Task objective: Give back the records that follow exactly, images excluded.
═══
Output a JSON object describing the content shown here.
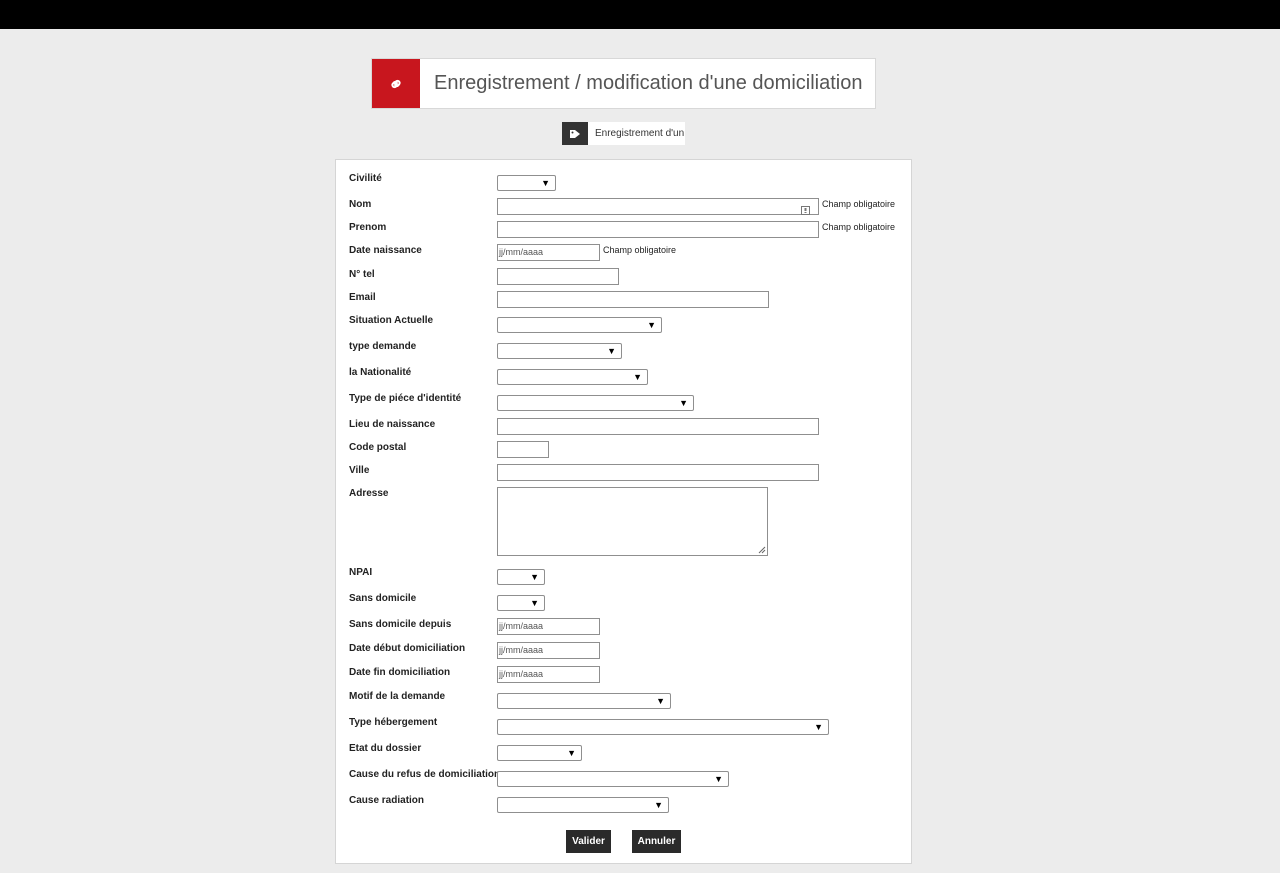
{
  "header": {
    "title": "Enregistrement / modification d'une domiciliation",
    "icon": "link-icon",
    "accent": "#c8161e"
  },
  "tag": {
    "text": "Enregistrement d'un",
    "icon": "tag-icon"
  },
  "form": {
    "required_text": "Champ obligatoire",
    "date_placeholder": "jj/mm/aaaa",
    "labels": {
      "civilite": "Civilité",
      "nom": "Nom",
      "prenom": "Prenom",
      "date_naissance": "Date naissance",
      "tel": "N° tel",
      "email": "Email",
      "situation": "Situation Actuelle",
      "type_demande": "type demande",
      "nationalite": "la Nationalité",
      "piece": "Type de piéce d'identité",
      "lieu_naissance": "Lieu de naissance",
      "code_postal": "Code postal",
      "ville": "Ville",
      "adresse": "Adresse",
      "npai": "NPAI",
      "sans_domicile": "Sans domicile",
      "sans_domicile_depuis": "Sans domicile depuis",
      "date_debut": "Date début domiciliation",
      "date_fin": "Date fin domiciliation",
      "motif": "Motif de la demande",
      "type_hebergement": "Type hébergement",
      "etat": "Etat du dossier",
      "cause_refus": "Cause du refus de domiciliation",
      "cause_radiation": "Cause radiation"
    },
    "values": {
      "civilite": "",
      "nom": "",
      "prenom": "",
      "tel": "",
      "email": "",
      "situation": "",
      "type_demande": "",
      "nationalite": "",
      "piece": "",
      "lieu_naissance": "",
      "code_postal": "",
      "ville": "",
      "adresse": "",
      "npai": "",
      "sans_domicile": "",
      "motif": "",
      "type_hebergement": "",
      "etat": "",
      "cause_refus": "",
      "cause_radiation": ""
    }
  },
  "buttons": {
    "valider": "Valider",
    "annuler": "Annuler"
  }
}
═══
Worked solution:
Output a JSON object describing the content shown here.
{
  "header": {
    "title": "Enregistrement / modification d'une domiciliation",
    "icon": "link-icon",
    "accent": "#c8161e"
  },
  "tag": {
    "text": "Enregistrement d'un",
    "icon": "tag-icon"
  },
  "form": {
    "required_text": "Champ obligatoire",
    "date_placeholder": "jj/mm/aaaa",
    "labels": {
      "civilite": "Civilité",
      "nom": "Nom",
      "prenom": "Prenom",
      "date_naissance": "Date naissance",
      "tel": "N° tel",
      "email": "Email",
      "situation": "Situation Actuelle",
      "type_demande": "type demande",
      "nationalite": "la Nationalité",
      "piece": "Type de piéce d'identité",
      "lieu_naissance": "Lieu de naissance",
      "code_postal": "Code postal",
      "ville": "Ville",
      "adresse": "Adresse",
      "npai": "NPAI",
      "sans_domicile": "Sans domicile",
      "sans_domicile_depuis": "Sans domicile depuis",
      "date_debut": "Date début domiciliation",
      "date_fin": "Date fin domiciliation",
      "motif": "Motif de la demande",
      "type_hebergement": "Type hébergement",
      "etat": "Etat du dossier",
      "cause_refus": "Cause du refus de domiciliation",
      "cause_radiation": "Cause radiation"
    },
    "values": {
      "civilite": "",
      "nom": "",
      "prenom": "",
      "tel": "",
      "email": "",
      "situation": "",
      "type_demande": "",
      "nationalite": "",
      "piece": "",
      "lieu_naissance": "",
      "code_postal": "",
      "ville": "",
      "adresse": "",
      "npai": "",
      "sans_domicile": "",
      "motif": "",
      "type_hebergement": "",
      "etat": "",
      "cause_refus": "",
      "cause_radiation": ""
    }
  },
  "buttons": {
    "valider": "Valider",
    "annuler": "Annuler"
  }
}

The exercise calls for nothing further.